"It takes a long time to get everything together especially the
different color coral. It takes a few months or even a couple of
years to get all the different colors together," said Ray.

The museum exhibit, which includes works owned by 50 private
collectors, is called "Glittering World: Navajo Jewelry of the
Yazzie Family." Glittering world refers to the Navajo name for
the realm of light and sun in which all beings live.

"This is an influence directly on their jewelry and the colors of
the landscape, the light. Navajo belief about light and color,"
said Curator Kathleen Ash-Milby.

Collectors pay a lot for Yazzie artwork. Abby Kent Flythe has
been enamored with Navajo jewelry since she was just seven. Now
she is a dealer.

"Because of the materials and the time it takes them to make and
the skills they've developed over the years it can go quite
high," she said. "Up in the ... over the hundred-thousand range."

Dozens of Yazzies came to New York City for the gallery opening,
which coincided with an award from their home state of New
Mexico. For Ray, the experience was overwhelming.

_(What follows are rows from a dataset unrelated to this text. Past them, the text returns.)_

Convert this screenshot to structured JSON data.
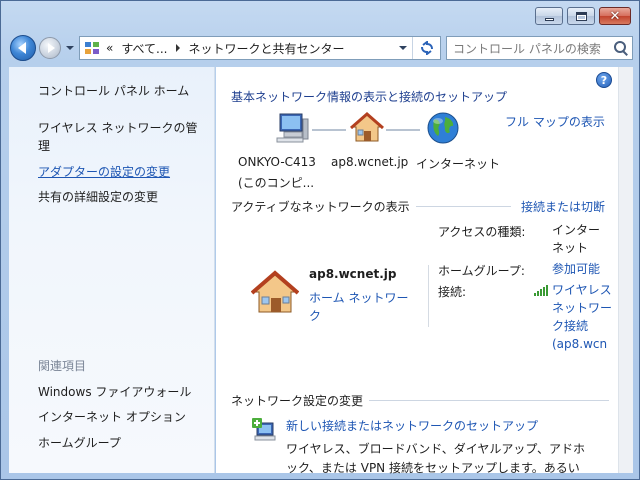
{
  "window": {
    "title_buttons": {
      "minimize": "minimize-icon",
      "maximize": "maximize-icon",
      "close": "close-icon"
    },
    "close_glyph": "✕"
  },
  "navbar": {
    "address": {
      "overflow": "«",
      "crumbs": [
        "すべて...",
        "ネットワークと共有センター"
      ]
    },
    "search": {
      "placeholder": "コントロール パネルの検索"
    }
  },
  "sidebar": {
    "items": [
      {
        "label": "コントロール パネル ホーム",
        "link": false
      },
      {
        "label": "ワイヤレス ネットワークの管",
        "link": false
      },
      {
        "label": "理",
        "link": false
      },
      {
        "label": "アダプターの設定の変更",
        "link": true
      },
      {
        "label": "共有の詳細設定の変更",
        "link": false
      }
    ],
    "related_header": "関連項目",
    "related": [
      "Windows ファイアウォール",
      "インターネット オプション",
      "ホームグループ"
    ]
  },
  "content": {
    "help_glyph": "?",
    "title": "基本ネットワーク情報の表示と接続のセットアップ",
    "full_map_link": "フル マップの表示",
    "map": {
      "computer": {
        "name": "ONKYO-C413",
        "sub": "(このコンピ..."
      },
      "network": {
        "name": "ap8.wcnet.jp"
      },
      "internet": {
        "name": "インターネット"
      }
    },
    "active": {
      "header": "アクティブなネットワークの表示",
      "connect_link": "接続または切断",
      "network_name": "ap8.wcnet.jp",
      "network_type": "ホーム ネットワーク",
      "access_label": "アクセスの種類:",
      "access_value": "インターネット",
      "homegroup_label": "ホームグループ:",
      "homegroup_value": "参加可能",
      "connections_label": "接続:",
      "connections_value": "ワイヤレス ネットワーク接続 (ap8.wcn"
    },
    "change": {
      "header": "ネットワーク設定の変更",
      "task_link": "新しい接続またはネットワークのセットアップ",
      "task_desc": "ワイヤレス、ブロードバンド、ダイヤルアップ、アドホック、または VPN 接続をセットアップします。あるいは、"
    }
  },
  "colors": {
    "link": "#1e56b3",
    "title": "#1e3f8f"
  }
}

"You go through life and you put pieces together and because they
go into collections, then the public never really gets to see the
pieces that you make and so through the years I always wondered
when am I going to get the recognition that I want, you know?
When are people going to see what I can do," she asked.

The 300-piece exhibit will be on display for one year. The
curator says the show is just one part of the larger,
contemporary American Indian story.


See also: http://www.nmai.si.edu/explore/exhibitions/item/?id=890






Image: Screen capture from the video version of this VOA News
story ...



Sending Pic:270x181C;




RSID: <<2014-12-06T16:26Z MFSK-32 @ 17860000+1500>>



Please send reception reports to radiogram@voanews.com.

And visit voaradiogram.net.

Twitter: @VOARadiogram

Thanks to colleagues at the Edward R. Murrow shortwave
transmitting station in North Carolina.

I'm Kim Elliott. Please join us for the next VOA Radiogram.

This is VOA, the Voice of America.


Sending Pic:209x19C;




RSID: <<2014-12-06T16:28Z QPSK-31 @ 17860000+1500>>

Thank you for decoding the modes on VOA Radiogram.







 D-06193 Petersberg (Germany/Germania)


 Dipol for 40m-Band      &   Boomerang Antenna 11m-Band

 RX   for  RF:

 FRG-100B + IF-mixer    &    ICOM IC-R75 + IF-mixer

 Software IF:

 con STUDIO1 - Software italiano per SDR       [S-AM-USB/LSB]

 Software AF:

 Fldigi 3.22.00 / Fldigi-3.22.01   +   flmsg-2.0.5


 German XP-SP3 with support for asian languages

 German W7 32bit + 64bit


 MEDION Titanium 8008  (since 2003)   [ P4  -  2,6 GHz]

 MSI-CR70-2MP345W7  (since2014)   [i5 -P3560 ( 2 x 2,6GHz) ]








DRM-images   -   received via EASYPAL/DSSTV on 14233kHz/USB    (FRG-100 / Dipol for ~12 MHz)


Here are four pics of  KØTPP  [Larry Davis, Missouri, United States]  received yesterday:




<====  this map is from HB9ADJ